Swiss theologian, philosopher, and poet: b. Zurich, Nov. 15, 1741; d. there, Jan. 2, 1801. He attended schools in his native town and began Protestant theology in 1759. As early as 1763, however, he was turning from the enlightenment's rationalistic conception of religion to the ideas of the Sturm und Drang period. He became parson at the church of St. Peter, Zurich, in 1786. A writer of deep feeling and vivid imagination, he won wide fame by his religious writing, his Schweizerlieder (1767), and especially his four-volume Physiognomische Fragmente zur Beförderung der Menschenkenntnis und Menschenliebe (1775–78), in which he attempted to analyze the character of man through an intuitive interpretation of bodily structure. This occasioned his reputation throughout Europe and led to extensive correspondence with great contemporaries such as goethe, Johann herder, and Johann hamann. Lavater first sympathized with the French Revolution but later protested its excesses. Ironically, he died of wounds sustained while acting as stretcher-bearer at the battle of Zurich (Nov. 26, 1800).

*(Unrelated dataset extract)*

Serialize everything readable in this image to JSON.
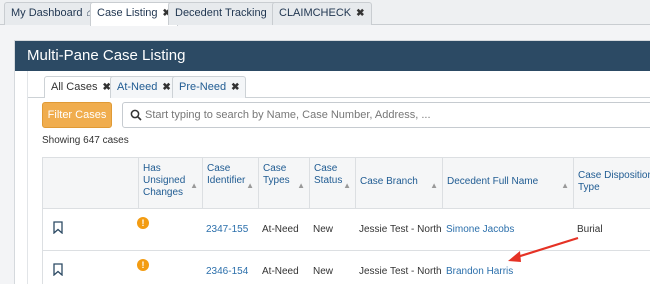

Lavater's belief in Christ was manifested in an undogmatic and emotional piety, as is evident in Christliche Lieder (1776–80), the four-volume Aussichten in die Ewigkeit (1768–78), and the four-volume Pontius Pilatus oder die Bibel im Kleinen (1782–85). Yet his attempt to confirm by logic his shakily based convictions led to tensions between his religious experience and theology and his yearning for a constant, earthly manifestation of God, hence his uncritical interest in mesmerism and spiritism and his passion for detecting miracles. He rebutted atheism with untiring clerical fervor; he was generally tolerant of Catholics, and his friendship with Bp. J. M. sailer led some to believe that he was a crypto-Catholic.
Bibliography: Ausgewählte Schriften, ed. j. k. orelli, 8 v. (Zurich 1841–44), 4 v. (3d ed. Zurich 1859–60). c. janentzky, Johann Caspar Lavater (Frauenfeld 1928). m. lavater-sloman, Genie des Herzens: Die Lebensgeschichte Johann Caspar Lavaters (5th ed. Zurich 1955). o. vasella, Lexikon für Theologie und Kirche, ed. j. hofer and k. rahner (Freiburg 1957–65) 6: 840–841.
[j. b. keller]
One of the acknowledged functions of make-up, in both men and women, was to conceal the tell-tale blush. However, in the Victorian era cosmetics were generally eschewed. The strict Victorian code of morality emphasized honesty, and the blushing of an open and sincere face became socially acceptable.
In his book Physiognomische Fragmente (1775–8), Johann Caspar Lavater, one of the most influential proponents of physiognomy, advocated the division and arrangement of the passions, according to their gradation. Lavater purported that each passion, every emotion of the individual, visually altered the lines and appearance of the face in a particular manner, by co-operation of the nerves, blood vessels, and muscles, and that observers could ‘read’ the feelings and mental state from the face of a subject. The most obvious example of this was blushing. Lavater translated his theories into practical advice for artists. Painters, in particular, were encouraged to understand the inner workings of the human body, including the causes of colouring of the cheeks. Physiognomy advocated that individuals illuminated themselves from inside out, and were reflected in how others saw them.
Darwin, C. (1872). Expressions of the emotions in Man and animals. T. Murray, London.
Piper, D. (1957, 1932), The English face. Thames and Hudson, London (1957). Ray Long and Richard R. Smith, Inc., New York (1932).